His response was, “I have a cousin who can do it for $15.”
I said in reply, “well get him to do it.”
Needless to say it didn’t go anywhere. Now why would I, who actually needed the work, turn it down? Because I know my value. I had become well-experienced in that type of client and knew to stay away.
This poses a legitimate dilemma for us in the service industry. We know our worth and the value of what we bring to the table, but the reality of unpaid bills will hit you sooner or later. The question is when do you call the client’s bluff?
Signs of the bluff—The discount king
Anyone who asks for a discount their first time doing business with you should immediately be rejected. Monetary discounts reduce cash flow and should only be extended to loyal clients. Instead, provide extras in services or warranties since that won’t cost you the same as a monetary discount.
The comparison shopper
Anyone who says someone else can do it for less implying that you should as well needs to be rejected. There’s a difference in them inquiring why you’re more expensive since that gives you opportunity to show value and close a sale. But if they are using someone else’s lower price as a ploy turn it back on them. Most of the time they’ll come back. However, be prepared to lose the sale. This has happened both ways for me. While there are other signs, how do you prepare for these people and actually convert them to clients?
Step 1—Know end-user value
Knowing your service will make the client significantly more than they’re paying you, is one of the most powerful tools at your disposal. Knowing a well-designed business card would bring in way more money than $90 allowed me to not budge. To do this you have to know numbers. If someone asks why you’re more expensive and you say, “because my service will make you ten times more than what you pay me” is extremely effective.
Step 2—Know your process
If the process to deliver higher value costs more than others, you have valid reason to charge more. Bonus points to you if you make that process transparent and accessible to your potential clients because they’ll convince themselves it’s worth it. Then you won’t have that conversation at all.
Step 3—Trust your gut
If you feel like it’s going to be a hassle dealing with a potential client, especially if they’re haggling you over price, then just don’t. Believe me it will cost you more in the long run as you’ll see in my next article two weeks from now.

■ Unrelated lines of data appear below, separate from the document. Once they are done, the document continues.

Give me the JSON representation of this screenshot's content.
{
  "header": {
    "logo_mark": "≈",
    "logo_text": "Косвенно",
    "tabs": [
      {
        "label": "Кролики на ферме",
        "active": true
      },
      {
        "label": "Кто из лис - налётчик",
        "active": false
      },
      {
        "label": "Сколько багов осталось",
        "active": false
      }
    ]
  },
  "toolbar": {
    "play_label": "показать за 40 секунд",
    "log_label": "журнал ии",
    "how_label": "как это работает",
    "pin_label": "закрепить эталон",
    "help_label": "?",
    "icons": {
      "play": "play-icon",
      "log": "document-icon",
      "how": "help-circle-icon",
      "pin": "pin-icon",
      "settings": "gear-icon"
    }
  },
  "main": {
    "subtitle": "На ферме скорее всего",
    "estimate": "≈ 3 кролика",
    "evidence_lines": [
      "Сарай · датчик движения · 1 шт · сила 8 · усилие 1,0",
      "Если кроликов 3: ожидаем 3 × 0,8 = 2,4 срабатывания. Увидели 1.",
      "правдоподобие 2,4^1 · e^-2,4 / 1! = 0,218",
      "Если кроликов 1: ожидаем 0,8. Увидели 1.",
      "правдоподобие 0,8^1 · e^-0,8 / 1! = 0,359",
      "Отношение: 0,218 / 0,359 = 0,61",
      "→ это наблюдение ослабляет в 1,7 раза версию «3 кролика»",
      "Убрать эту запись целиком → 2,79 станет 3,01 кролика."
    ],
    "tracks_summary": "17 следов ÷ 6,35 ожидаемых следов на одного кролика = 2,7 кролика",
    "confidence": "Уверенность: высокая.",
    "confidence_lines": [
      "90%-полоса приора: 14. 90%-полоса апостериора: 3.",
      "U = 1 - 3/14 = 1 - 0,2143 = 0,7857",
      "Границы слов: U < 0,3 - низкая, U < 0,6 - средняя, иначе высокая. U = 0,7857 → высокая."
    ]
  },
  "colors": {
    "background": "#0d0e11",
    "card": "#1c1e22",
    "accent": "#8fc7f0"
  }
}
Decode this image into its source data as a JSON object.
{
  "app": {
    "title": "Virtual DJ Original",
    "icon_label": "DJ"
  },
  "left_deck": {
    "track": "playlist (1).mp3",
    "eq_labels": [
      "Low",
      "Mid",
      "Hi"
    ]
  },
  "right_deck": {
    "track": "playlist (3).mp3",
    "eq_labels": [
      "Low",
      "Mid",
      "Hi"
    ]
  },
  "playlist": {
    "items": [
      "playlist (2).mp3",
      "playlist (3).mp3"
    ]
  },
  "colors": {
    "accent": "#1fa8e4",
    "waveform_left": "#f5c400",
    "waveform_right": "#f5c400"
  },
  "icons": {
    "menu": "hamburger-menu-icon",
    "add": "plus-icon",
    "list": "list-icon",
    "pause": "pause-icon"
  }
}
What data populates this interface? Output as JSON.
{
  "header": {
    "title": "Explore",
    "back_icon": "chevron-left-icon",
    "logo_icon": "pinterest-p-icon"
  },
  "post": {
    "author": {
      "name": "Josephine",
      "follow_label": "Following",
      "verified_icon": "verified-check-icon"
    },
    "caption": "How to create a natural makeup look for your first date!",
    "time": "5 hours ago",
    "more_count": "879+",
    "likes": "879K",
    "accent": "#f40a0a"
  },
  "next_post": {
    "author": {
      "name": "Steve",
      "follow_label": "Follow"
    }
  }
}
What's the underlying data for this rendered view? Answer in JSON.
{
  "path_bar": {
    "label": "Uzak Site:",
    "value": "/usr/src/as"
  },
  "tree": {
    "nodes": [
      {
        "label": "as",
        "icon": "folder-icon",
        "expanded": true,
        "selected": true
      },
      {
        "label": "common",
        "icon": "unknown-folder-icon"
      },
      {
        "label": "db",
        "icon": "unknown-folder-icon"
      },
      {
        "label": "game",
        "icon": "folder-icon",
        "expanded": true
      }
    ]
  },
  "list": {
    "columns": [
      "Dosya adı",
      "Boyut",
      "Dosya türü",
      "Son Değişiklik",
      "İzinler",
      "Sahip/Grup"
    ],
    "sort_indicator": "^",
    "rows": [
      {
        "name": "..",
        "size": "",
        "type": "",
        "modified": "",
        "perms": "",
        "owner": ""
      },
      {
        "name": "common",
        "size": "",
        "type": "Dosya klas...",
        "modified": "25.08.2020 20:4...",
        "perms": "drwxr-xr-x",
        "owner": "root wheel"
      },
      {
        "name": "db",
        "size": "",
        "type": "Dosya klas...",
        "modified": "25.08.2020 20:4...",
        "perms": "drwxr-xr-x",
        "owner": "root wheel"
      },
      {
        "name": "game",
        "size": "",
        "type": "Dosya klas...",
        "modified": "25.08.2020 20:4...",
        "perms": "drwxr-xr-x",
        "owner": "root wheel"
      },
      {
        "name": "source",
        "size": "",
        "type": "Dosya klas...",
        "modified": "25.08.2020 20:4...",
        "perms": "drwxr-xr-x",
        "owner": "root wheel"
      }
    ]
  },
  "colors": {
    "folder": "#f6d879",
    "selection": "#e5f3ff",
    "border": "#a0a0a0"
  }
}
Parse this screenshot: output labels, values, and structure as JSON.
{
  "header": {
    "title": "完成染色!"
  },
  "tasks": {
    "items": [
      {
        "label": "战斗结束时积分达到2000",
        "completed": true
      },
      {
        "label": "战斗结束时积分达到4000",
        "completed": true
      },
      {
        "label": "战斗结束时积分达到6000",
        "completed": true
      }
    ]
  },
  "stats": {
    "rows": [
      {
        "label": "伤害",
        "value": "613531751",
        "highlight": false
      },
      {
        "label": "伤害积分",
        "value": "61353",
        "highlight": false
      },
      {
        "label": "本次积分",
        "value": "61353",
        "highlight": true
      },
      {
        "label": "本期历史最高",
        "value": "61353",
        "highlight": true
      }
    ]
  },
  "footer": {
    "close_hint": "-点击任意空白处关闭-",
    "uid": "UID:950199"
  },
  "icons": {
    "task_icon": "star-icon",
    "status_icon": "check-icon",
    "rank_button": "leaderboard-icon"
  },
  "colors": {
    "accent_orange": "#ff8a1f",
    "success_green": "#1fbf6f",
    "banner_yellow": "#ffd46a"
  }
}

The ultimate lesson
Not every client is well suited for your business. Learn to identify the ones that won’t be and show greater appreciation for the ones that are. Until next time I wish you much success transforming your business into an amazing brand.
George Paul III is a branding expert and award-winning designer. He’s the Founder of Seize the Brand, an education platform designed to empower business owners by leveraging the power of branding to realize business and life goals.